> [Problem]: For this exercise, repeat the whole listing below exactly. Leave the pictures out.

Data supplied Block Start

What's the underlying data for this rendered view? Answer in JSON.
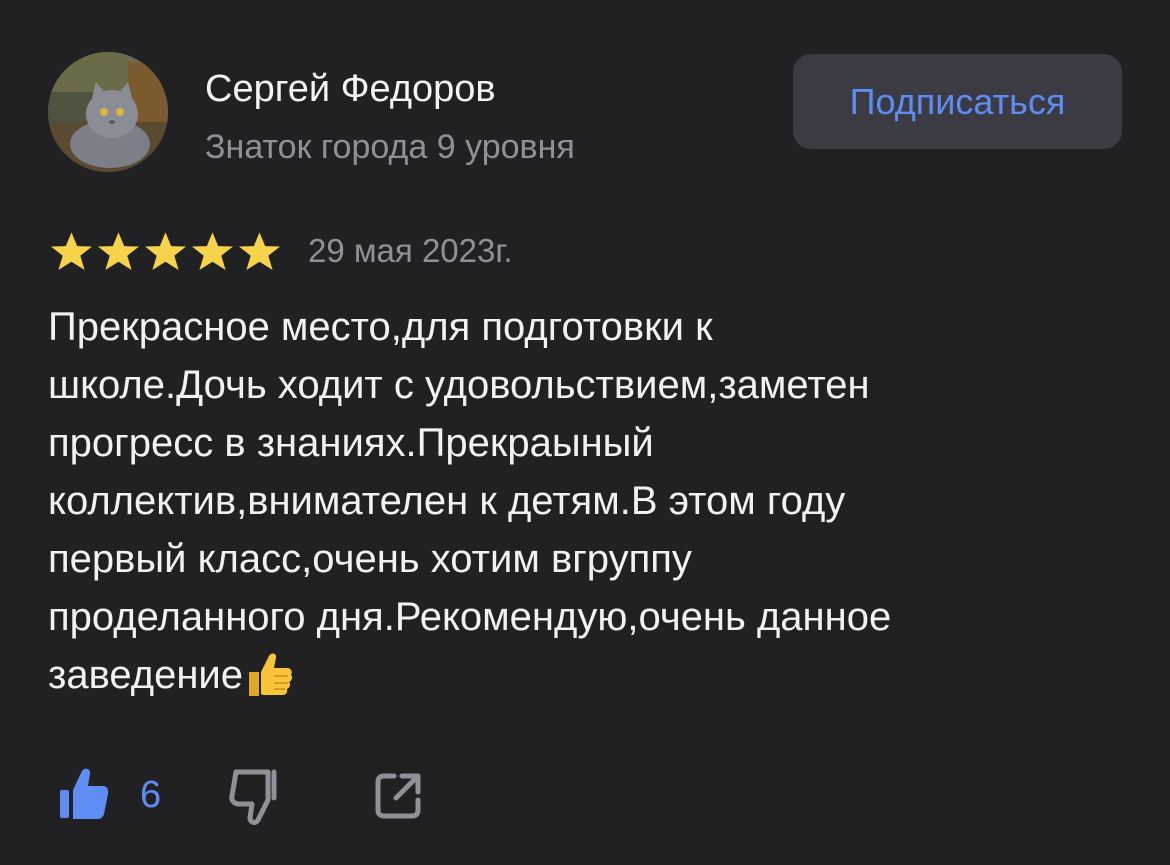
{
  "author": {
    "name": "Сергей Федоров",
    "level": "Знаток города 9 уровня",
    "avatar_icon": "cat-avatar"
  },
  "subscribe": {
    "label": "Подписаться"
  },
  "review": {
    "rating": 5,
    "rating_max": 5,
    "date": "29 мая 2023г.",
    "lines": [
      "Прекрасное место,для подготовки к",
      "школе.Дочь ходит с удовольствием,заметен",
      "прогресс в знаниях.Прекраыный",
      "коллектив,внимателен к детям.В этом году",
      "первый класс,очень хотим вгруппу",
      "проделанного дня.Рекомендую,очень данное",
      "заведение"
    ],
    "end_emoji_icon": "thumbs-up-emoji"
  },
  "actions": {
    "likes_count": "6",
    "like_icon": "thumbs-up-icon",
    "dislike_icon": "thumbs-down-icon",
    "share_icon": "share-icon"
  },
  "colors": {
    "background": "#212124",
    "accent": "#5f8cf5",
    "star": "#f6d34b",
    "secondary_text": "#8f9098",
    "button_bg": "#3b3c43"
  }
}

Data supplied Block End

> [Completed exercise]:
What's the underlying data for this rendered view? Answer in JSON.
{
  "author": {
    "name": "Сергей Федоров",
    "level": "Знаток города 9 уровня",
    "avatar_icon": "cat-avatar"
  },
  "subscribe": {
    "label": "Подписаться"
  },
  "review": {
    "rating": 5,
    "rating_max": 5,
    "date": "29 мая 2023г.",
    "lines": [
      "Прекрасное место,для подготовки к",
      "школе.Дочь ходит с удовольствием,заметен",
      "прогресс в знаниях.Прекраыный",
      "коллектив,внимателен к детям.В этом году",
      "первый класс,очень хотим вгруппу",
      "проделанного дня.Рекомендую,очень данное",
      "заведение"
    ],
    "end_emoji_icon": "thumbs-up-emoji"
  },
  "actions": {
    "likes_count": "6",
    "like_icon": "thumbs-up-icon",
    "dislike_icon": "thumbs-down-icon",
    "share_icon": "share-icon"
  },
  "colors": {
    "background": "#212124",
    "accent": "#5f8cf5",
    "star": "#f6d34b",
    "secondary_text": "#8f9098",
    "button_bg": "#3b3c43"
  }
}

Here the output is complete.